2. Signal Processing Digital Library*
3. Inside Signal Processing Newsletter
4. SPS Resource Center
5. Career advancement & recognition
6. Discounts on conferences and publications
7. Professional networking
8. Communities for students, young professionals, and women
9. Volunteer opportunities
10. Coming soon! PDH/CEU credits
Click here to learn more.
Industry involvement is a significant area of interest for the IEEE Signal Processing Society (SPS). It is also a frequent topic of conversation at the SPS Board of Governors meetings. According to the SPS’s website (https:// signalprocessingsociety.org), 42% of our 19,000 members are from industry. Yet the number of attendees from industry of our flagship conference, the IEEE International Conference on Acoustics, Speech, and Signal Processing, is much lower, based on my best estimate from the sessions I attended.
IEEE Signal Processing Magazine (SPM) is “the voice to the outside world,” to quote Vice President of Publications Prof. Sergios Theodoridis. No offense to the journals in the signal processing portfolio, but I believe that SPM offers the most accessible content for all signal processing members. It is a primary mission to bring tutorial content through feature articles, special issues, and columns. As a result, I think SPM is a great way to foster collaboration between academia and industry.
More industry involvement is a selfish endeavor on my part. To be blunt, industry provides me and my students with practical problems that need to be solved. My students need to solve problems so they can publish papers and write dissertations. I need to graduate students with M.S. and Ph.D. degrees to fill needs in academia, industry, and government. With closer ties to industry, the problems my students solve can be relevant, the work impactful, and the students better trained for their positions.

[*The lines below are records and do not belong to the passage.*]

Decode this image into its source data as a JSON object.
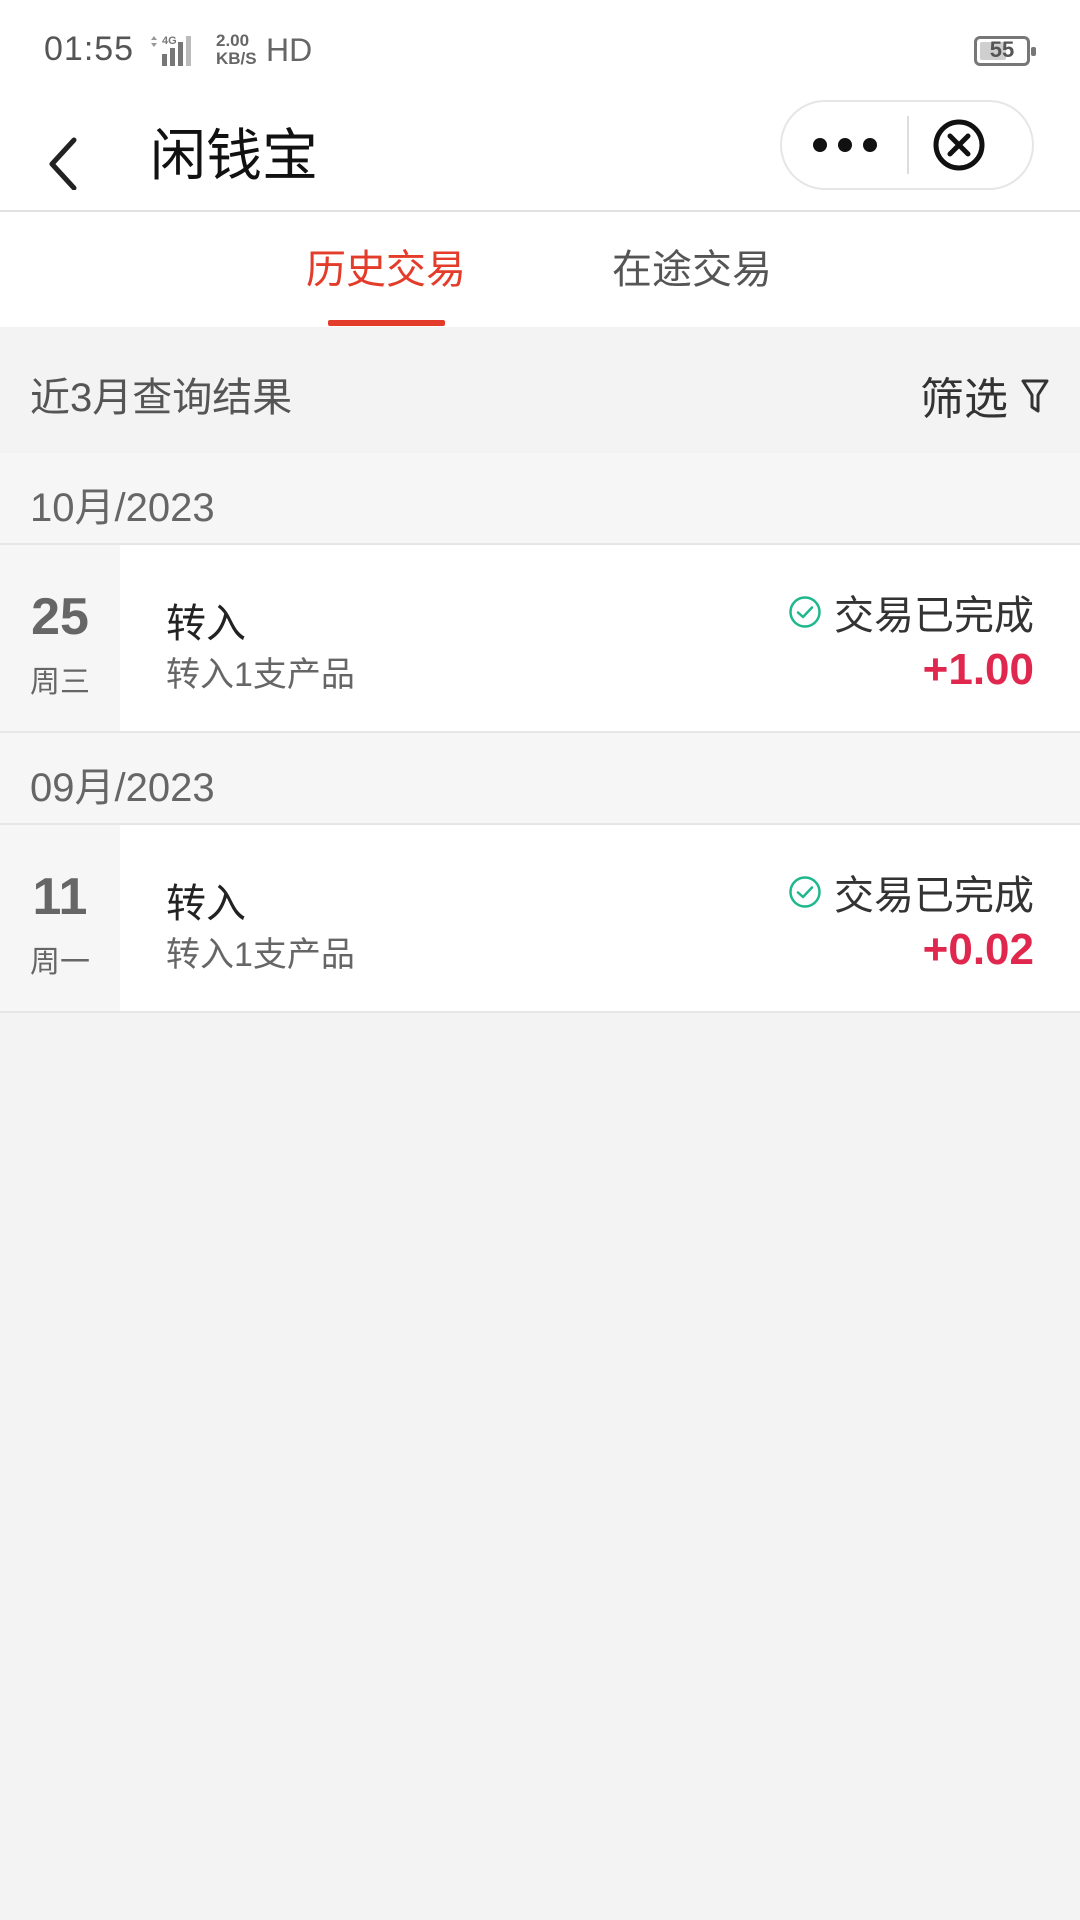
{
  "status_bar": {
    "time": "01:55",
    "network": "4G",
    "speed_value": "2.00",
    "speed_unit": "KB/S",
    "hd": "HD",
    "battery": "55"
  },
  "nav": {
    "title": "闲钱宝"
  },
  "tabs": [
    {
      "label": "历史交易",
      "active": true
    },
    {
      "label": "在途交易",
      "active": false
    }
  ],
  "query": {
    "label": "近3月查询结果",
    "filter_label": "筛选"
  },
  "groups": [
    {
      "month": "10月/2023",
      "transactions": [
        {
          "day": "25",
          "weekday": "周三",
          "type": "转入",
          "desc": "转入1支产品",
          "status": "交易已完成",
          "amount": "+1.00"
        }
      ]
    },
    {
      "month": "09月/2023",
      "transactions": [
        {
          "day": "11",
          "weekday": "周一",
          "type": "转入",
          "desc": "转入1支产品",
          "status": "交易已完成",
          "amount": "+0.02"
        }
      ]
    }
  ],
  "colors": {
    "accent": "#e33c2a",
    "amount": "#e0284e",
    "status_ok": "#1fb88e"
  }
}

When industry funds collaborative research, this feedback loop can be efficient.
Sometimes industry provides research gems, which look rough to the pro - fessor. Several years ago, I had a student (Dr. Omar El Ayach, now at Google) who did an internship with Samsung in Dallas, Texas. While there, he worked on a problem related to multiple-input, multiple- output (MIMO) communication in emerging millimeter-wave communication systems. After his internship, we worked together with his Samsung mentors (Dr. Sridhar Rajagopal, now at Mavenir, Dr. Shadi Abu-Surra, now at PHAZR, and Dr. Zhouyue Pi, now at Straightpath) on some papers related to his internship. Though they did not fund his Ph.D. work, I asked Omar to continue work on these problems to bootstrap my research interests in millimeter-wave signal processing.